I started researching seminary schools anyway. I also talked with one of my coworkers about ministry, as he was planning on going into it (and unlike me, had a plan).

As the months wore on, I began to have doubts. Was this really my calling, public ministry? I didn’t think I could. I have a low speaking voice. Other people sometimes have trouble hearing me over the phone. Also, I get nervous speaking to and in front of people, and when I get nervous, my voice gets softer and even more difficult to discern.

My coworker (the one with the plan) said a call to ministry could be anywhere, not necessarily in a church. It could be at home; it could be at work. Hmm… To me, that helped, but it didn’t fully overcome my shyness problem. I kept wondering.

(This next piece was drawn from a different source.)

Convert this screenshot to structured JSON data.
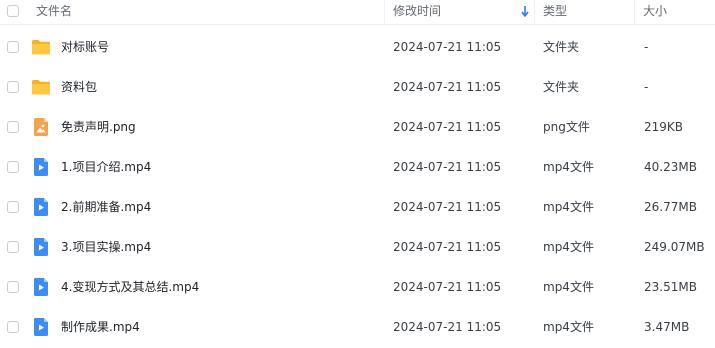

At the time, I was playing in a d20 Modern game, playing a Christian evangelist elf named Lasairian Viliami. The juxtaposition was not lost on me. Here I am too afraid to speak to people about my faith in person, and I’d invented a character who couldn’t help but talk to others about God.

I’ve always loved to write. I’ve written a few very short stories, bits of fan fiction about the above-mentioned character, a volume of poetry, and taken several dozen stabs at writing a novel. One of the several reasons I went into journalism is my love of writing.

To me, my reluctance/fear didn’t indicate a career in public ministry. To me, anyway.

At the time I was playing in a role-playing game in which I had created a very outgoing Christian evangelist character. The world he lived in was fraught with danger, especially for one like him (a non-human, and a Christian to boot), but he was determined to spread the Gospel no matter what danger he found himself in as a result. I find it difficult to bring up issues of faith with family and friends.

At least, in person.

But I can write.

This blog, Forget Oneself, as in the expression to become lost in thought, shall be my writer’s journey, with writings about writing and selections of my various projects – Getting Hammered, and the fictional works small exorcisms and forget oneself. GH is a personal journal of my thoughts on faith; SE involves revenge, pain and letting go of the past; FO is one man’s explanation of how his life went off the rails, and his wish for forgiveness.

I hope you enjoy.